To protect the host against unauthorized intrusion and misuse, VMware imposes constraints on several parameters, settings, and activities. You can loosen the constraints to meet your configuration needs. If you do, make sure that you are working in a trusted environment and that you have taken enough other security measures to protect the network as a whole and the devices connected to the host.
Consider the following recommendations when evaluating host security and administration.
Limit user access.
To improve security, restrict user access to the Direct Console User Interface (DCUI) and the ESXi Shell and enforce access security policies, for example, by setting up password restrictions.
The ESXi Shell has privileged access to certain parts of the host. Provide only trusted users with ESXi Shell login access.
Use the vSphere Client to administer standalone ESXi hosts.
Whenever possible, use the vSphere Client or a third-party network management tool to administer your ESXi hosts instead of working though the command-line interface as the root user. Using the vSphere Client lets you limit the accounts with access to the ESXi Shell, safely delegate responsibilities, and set up roles that prevent administrators and users from using capabilities they do not need.
Use the vSphere Web Client to administer ESXi hosts that are managed by a vCenter Server. Do not access managed hosts directly with the vSphere Client, and do not make changes to managed hosts from the host's DCUI.
Use only VMware sources to upgrade ESXi components.
The host runs a variety of third-party packages to support management interfaces or tasks that you must perform. VMware does not support upgrading these packages from anything other than a VMware source. If you use a download or patch from another source, you might compromise management interface security or functions. Regularly check third-party vendor sites and the VMware knowledge base for security alerts.
In addition to implementing the firewall, risks to the hosts are mitigated using other methods.
ESXi runs only services essential to managing its functions, and the distribution is limited to the features required to run ESXi.
By default, all ports not specifically required for management access to the host are closed. You must specifically open ports if you need additional services.
By default, weak ciphers are disabled and all communications from clients are secured by SSL. The exact algorithms used for securing the channel depend on the SSL handshake. Default certificates created on ESXi use PKCS#1 SHA-256 With RSA encryption as the signature algorithm.
The Tomcat Web service, used internally by ESXi to support access by Web clients, has been modified to run only those functions required for administration and monitoring by a Web client. As a result, ESXi is not vulnerable to the Tomcat security issues reported in broader use.
VMware monitors all security alerts that could affect ESXi security and issues a security patch if needed.

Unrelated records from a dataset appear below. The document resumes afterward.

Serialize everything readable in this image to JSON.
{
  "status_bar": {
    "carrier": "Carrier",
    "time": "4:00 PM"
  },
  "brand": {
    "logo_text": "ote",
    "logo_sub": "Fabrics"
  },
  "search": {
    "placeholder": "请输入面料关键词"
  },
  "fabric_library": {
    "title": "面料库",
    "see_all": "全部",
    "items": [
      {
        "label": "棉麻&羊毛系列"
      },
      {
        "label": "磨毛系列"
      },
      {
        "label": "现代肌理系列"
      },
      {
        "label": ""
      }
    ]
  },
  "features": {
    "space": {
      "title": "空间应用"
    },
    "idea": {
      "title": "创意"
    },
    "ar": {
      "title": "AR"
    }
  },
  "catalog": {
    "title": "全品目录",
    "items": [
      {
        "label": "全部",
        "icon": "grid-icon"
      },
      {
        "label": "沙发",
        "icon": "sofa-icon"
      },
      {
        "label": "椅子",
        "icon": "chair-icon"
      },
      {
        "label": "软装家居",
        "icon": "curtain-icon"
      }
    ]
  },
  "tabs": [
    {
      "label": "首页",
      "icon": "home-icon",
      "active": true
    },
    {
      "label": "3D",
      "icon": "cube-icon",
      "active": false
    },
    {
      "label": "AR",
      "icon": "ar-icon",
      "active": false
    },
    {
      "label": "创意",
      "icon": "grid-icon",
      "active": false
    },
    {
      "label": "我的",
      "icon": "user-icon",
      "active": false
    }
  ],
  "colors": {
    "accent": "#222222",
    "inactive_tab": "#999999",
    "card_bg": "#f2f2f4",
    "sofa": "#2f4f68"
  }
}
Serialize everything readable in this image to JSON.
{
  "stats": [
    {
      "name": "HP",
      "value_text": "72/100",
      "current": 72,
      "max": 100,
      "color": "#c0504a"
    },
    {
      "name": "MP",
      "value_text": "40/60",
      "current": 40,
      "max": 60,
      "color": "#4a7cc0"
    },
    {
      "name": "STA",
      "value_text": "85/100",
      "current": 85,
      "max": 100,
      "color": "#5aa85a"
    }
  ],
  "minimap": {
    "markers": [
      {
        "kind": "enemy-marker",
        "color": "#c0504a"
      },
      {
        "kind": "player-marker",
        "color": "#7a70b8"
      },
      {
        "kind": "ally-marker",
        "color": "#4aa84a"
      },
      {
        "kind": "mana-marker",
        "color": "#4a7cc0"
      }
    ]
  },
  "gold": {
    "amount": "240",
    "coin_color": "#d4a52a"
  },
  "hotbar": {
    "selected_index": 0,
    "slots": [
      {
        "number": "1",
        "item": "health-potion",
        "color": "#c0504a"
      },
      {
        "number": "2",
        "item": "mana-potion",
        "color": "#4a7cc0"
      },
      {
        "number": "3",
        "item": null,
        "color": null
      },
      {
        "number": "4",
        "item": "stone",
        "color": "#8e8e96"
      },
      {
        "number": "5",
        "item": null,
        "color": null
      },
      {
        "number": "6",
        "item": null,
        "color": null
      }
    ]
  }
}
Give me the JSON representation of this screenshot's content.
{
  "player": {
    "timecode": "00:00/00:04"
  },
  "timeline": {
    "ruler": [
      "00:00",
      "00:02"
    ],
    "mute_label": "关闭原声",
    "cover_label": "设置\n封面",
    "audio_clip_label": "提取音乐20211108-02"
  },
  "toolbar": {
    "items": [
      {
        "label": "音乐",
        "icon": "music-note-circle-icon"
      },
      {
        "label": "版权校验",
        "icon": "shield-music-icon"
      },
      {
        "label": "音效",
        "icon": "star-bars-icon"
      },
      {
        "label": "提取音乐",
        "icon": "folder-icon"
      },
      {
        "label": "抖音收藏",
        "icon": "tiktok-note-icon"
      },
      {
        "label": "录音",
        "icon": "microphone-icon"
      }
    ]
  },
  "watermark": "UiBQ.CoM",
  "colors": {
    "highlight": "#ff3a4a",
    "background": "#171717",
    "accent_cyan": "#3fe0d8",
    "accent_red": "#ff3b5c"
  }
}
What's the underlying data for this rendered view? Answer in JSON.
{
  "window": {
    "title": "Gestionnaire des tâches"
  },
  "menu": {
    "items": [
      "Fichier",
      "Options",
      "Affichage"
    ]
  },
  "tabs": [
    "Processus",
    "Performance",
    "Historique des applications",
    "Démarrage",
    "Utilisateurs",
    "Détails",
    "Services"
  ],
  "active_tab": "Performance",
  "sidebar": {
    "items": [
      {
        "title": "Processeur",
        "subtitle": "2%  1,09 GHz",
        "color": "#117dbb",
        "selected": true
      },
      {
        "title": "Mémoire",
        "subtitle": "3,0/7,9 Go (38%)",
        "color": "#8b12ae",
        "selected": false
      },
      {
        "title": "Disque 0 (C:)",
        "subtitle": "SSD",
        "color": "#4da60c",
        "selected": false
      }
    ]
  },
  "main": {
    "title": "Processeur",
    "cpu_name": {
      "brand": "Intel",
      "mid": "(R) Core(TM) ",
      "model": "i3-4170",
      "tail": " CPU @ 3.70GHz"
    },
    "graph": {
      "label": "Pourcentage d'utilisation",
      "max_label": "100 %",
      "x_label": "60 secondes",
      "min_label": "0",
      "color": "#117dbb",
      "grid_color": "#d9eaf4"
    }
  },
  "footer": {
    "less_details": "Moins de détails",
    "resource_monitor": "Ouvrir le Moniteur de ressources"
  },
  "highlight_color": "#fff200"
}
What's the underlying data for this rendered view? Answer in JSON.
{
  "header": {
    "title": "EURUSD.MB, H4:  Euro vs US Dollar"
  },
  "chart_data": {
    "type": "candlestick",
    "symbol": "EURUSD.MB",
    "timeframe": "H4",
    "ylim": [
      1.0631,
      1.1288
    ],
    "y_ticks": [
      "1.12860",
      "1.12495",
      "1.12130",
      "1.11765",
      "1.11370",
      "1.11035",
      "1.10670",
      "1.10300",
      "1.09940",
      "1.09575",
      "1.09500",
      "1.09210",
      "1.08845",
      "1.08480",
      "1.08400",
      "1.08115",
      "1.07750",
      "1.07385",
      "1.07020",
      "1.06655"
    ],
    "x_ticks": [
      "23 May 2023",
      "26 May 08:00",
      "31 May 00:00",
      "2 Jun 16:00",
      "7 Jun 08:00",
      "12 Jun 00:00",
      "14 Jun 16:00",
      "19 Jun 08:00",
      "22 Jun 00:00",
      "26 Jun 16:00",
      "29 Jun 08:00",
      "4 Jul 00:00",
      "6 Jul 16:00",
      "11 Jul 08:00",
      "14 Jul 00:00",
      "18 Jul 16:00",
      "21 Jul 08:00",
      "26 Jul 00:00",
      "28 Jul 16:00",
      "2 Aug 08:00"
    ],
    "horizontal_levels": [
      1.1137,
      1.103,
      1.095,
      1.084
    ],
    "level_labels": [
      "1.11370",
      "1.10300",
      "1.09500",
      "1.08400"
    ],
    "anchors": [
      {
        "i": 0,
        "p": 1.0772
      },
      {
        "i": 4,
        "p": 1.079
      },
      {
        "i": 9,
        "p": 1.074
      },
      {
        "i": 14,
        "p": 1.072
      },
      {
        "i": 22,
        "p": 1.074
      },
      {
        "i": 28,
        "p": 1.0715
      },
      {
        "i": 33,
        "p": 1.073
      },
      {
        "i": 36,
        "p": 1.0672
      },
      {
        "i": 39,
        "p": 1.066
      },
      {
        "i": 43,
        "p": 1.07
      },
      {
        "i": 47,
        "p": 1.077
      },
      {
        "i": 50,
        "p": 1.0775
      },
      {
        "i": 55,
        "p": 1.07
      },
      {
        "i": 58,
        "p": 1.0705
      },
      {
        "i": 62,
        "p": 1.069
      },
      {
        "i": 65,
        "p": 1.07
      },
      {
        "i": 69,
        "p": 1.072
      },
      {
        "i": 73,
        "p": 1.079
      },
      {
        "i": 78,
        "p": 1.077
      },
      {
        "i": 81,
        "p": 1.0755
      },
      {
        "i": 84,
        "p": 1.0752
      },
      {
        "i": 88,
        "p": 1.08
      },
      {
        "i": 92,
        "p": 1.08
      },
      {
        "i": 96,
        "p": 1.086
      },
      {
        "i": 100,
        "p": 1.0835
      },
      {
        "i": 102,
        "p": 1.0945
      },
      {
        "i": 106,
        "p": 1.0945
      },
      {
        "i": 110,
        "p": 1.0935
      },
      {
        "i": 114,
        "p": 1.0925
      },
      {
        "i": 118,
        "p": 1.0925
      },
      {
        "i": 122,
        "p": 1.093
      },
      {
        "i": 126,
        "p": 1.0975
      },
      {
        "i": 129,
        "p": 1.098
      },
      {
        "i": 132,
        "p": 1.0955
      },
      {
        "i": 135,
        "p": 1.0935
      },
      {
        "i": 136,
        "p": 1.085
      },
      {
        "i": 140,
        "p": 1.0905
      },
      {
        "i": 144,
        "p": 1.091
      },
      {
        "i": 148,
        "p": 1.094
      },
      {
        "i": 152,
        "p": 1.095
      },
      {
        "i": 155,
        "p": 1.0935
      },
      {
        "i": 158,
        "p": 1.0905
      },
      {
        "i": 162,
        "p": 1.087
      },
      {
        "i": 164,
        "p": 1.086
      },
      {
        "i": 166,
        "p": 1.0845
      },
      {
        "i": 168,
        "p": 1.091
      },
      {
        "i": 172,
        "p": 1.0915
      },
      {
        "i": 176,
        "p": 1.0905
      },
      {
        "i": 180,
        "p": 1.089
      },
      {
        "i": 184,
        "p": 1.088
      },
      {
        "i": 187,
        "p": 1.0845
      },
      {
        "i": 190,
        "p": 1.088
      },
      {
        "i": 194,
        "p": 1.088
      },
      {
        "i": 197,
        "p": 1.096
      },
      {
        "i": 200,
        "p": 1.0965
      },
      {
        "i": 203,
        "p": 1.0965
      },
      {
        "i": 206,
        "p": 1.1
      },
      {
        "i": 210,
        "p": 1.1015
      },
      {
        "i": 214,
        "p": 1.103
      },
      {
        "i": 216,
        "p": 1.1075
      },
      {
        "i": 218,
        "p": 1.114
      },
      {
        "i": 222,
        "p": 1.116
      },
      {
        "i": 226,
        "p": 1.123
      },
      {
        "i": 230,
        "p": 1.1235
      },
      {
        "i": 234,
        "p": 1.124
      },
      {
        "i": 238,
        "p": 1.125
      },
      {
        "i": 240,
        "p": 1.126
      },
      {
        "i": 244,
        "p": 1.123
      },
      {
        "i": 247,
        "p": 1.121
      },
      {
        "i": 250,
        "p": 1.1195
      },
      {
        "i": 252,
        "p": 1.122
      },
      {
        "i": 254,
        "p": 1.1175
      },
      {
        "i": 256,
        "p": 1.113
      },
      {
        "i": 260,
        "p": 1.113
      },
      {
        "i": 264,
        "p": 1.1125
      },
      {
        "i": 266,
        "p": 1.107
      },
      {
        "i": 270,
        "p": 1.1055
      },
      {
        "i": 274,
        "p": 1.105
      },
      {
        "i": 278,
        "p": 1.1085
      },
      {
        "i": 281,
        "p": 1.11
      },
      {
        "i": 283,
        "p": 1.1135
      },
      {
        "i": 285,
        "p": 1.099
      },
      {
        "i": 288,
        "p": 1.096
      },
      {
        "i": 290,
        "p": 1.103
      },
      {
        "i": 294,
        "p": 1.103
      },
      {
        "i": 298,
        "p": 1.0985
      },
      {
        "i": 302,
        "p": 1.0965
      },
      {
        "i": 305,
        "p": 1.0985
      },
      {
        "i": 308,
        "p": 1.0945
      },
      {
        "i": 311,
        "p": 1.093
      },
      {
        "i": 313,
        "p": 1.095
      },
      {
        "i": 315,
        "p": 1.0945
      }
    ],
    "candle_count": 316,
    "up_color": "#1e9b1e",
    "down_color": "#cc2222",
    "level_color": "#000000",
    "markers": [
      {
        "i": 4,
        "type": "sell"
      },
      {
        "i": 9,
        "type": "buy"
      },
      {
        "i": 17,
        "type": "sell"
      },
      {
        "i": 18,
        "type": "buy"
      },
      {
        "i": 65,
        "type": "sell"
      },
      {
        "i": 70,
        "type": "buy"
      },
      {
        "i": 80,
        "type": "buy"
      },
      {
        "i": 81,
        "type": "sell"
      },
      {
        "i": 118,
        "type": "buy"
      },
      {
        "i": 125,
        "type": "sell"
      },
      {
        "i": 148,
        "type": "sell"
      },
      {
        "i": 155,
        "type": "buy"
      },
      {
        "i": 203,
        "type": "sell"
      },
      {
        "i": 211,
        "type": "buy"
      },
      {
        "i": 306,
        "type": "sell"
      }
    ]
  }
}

Insecure services such as FTP and Telnet are not installed, and the ports for these services are closed by default. Because more secure services such as SSH and SFTP are easily available, always avoid using these insecure services in favor of their safer alternatives. For example, use Telnet with SSL instead of Telnet to access virtual serial ports. If you must use insecure services and have implemented sufficient protection for the host, you must explicitly open ports to support them.
Follow the VMware security advisories at http://www.vmware.com/security/.